Snap hooks may be physically small, but they are often critical to worker and product safety. Many users fail to understand just how much they rely on these small tools on a day-to-day basis. They are useful components that benefit a wealth of industries and applications.
ANSI specifications (Z359.12-2009 126.96.36.199) dictate that snap hooks must be both self-closing and self-locking. In layman’s terms, this means that the resting state of these hooks is closed. Guidelines also specify that it must take a minimum of two consecutive, deliberate actions to open the latch.
Types of Snap Hooks
With an array of them on the market, there is likely an available solution that meets the exact needs of most project requirements. Some examples of snap hook varieties include:
- Spring snap hooks facilitate secure attachment.
- Panic snap hooks allow for the attached target lines to be released almost instantly.
- Trigger snap hooks feature one additional component—a small lever. This lever allows the snap user to easily attach or detach target lines with just one hand.
- Fixed-eye and swivel-eye snap hooks have bases that are fixed in place and adjustable, respectively. The’ spring on a swivel-eye snap hook turns along a vertical axis.
- Heavy-duty snap hooks are specially constructed with durability and strength in mind per stringent ANSI guidelines.
Snap Hooks vs. Carabiners
There are subtle functional differences between snap hook sand carabiners that may be confusing when sourcing an appropriate piece of equipment.
- Carabiners, like snaps, contain a spring—but they can only be opened via pushing the gate away from the loop manually.
- Conversely, snap hooks release target lines when the gate is pushed towards the loop.
There are multiple material options available for most varieties of the snap hook. Appropriate material selection helps to tailor the snap hook to its intended use case.
- Known for strength and durability
- More inexpensive than many other metals
- Exceptionally strong
- Scraps are reusable
- Low friction
- Ideal for flammable settings
- A mix of carbon and iron
- Often made with materials like tungsten and manganese to improve mechanical properties
- Ideal for large projects due to availability and affordability
- Frequently utilized for small castings
- High strength and ductility
The Many Uses of Snap Hooks
They are integral in an expansive range of applications. Snaps may be utilized for sports equipment, dog leashes, marine hardware, and much more. Some examples include:
- Sports equipment, such as volleyball nets, rifle slings, and water ski hooks.
- Dog leashes of varying prices and qualities—some consumers prefer swivel-eye snap hooks, others opt for fixed-eye designs.
- The dairy industry relies on them for handling cows and navigating complicated body slings.
- Other uses include keychains, sweater, and coat clasps, purse fasteners, lanyards, jewelry, and belts.
Snap Hooks from Henssgen Hardware
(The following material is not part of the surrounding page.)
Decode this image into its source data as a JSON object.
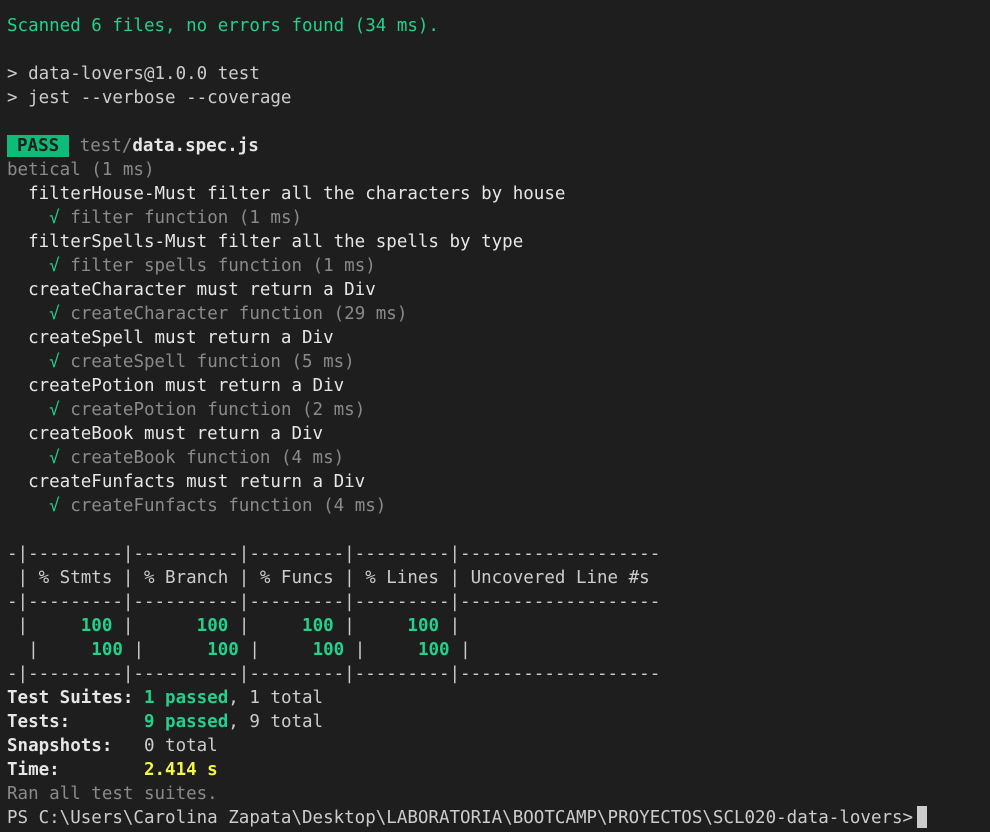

At Henssgen Hardware, we’re determined to offer our clients industry-leading snap hooks at competitive prices. Our team’s extensive experience positions us as experts in virtually any of your snap hook needs. We would love to partner with you on your next snap hook project, big or small, and act as trusted advisors as you make your product selections.
Interested in learning more? Contact us today or request a quote for additional information on our products and services.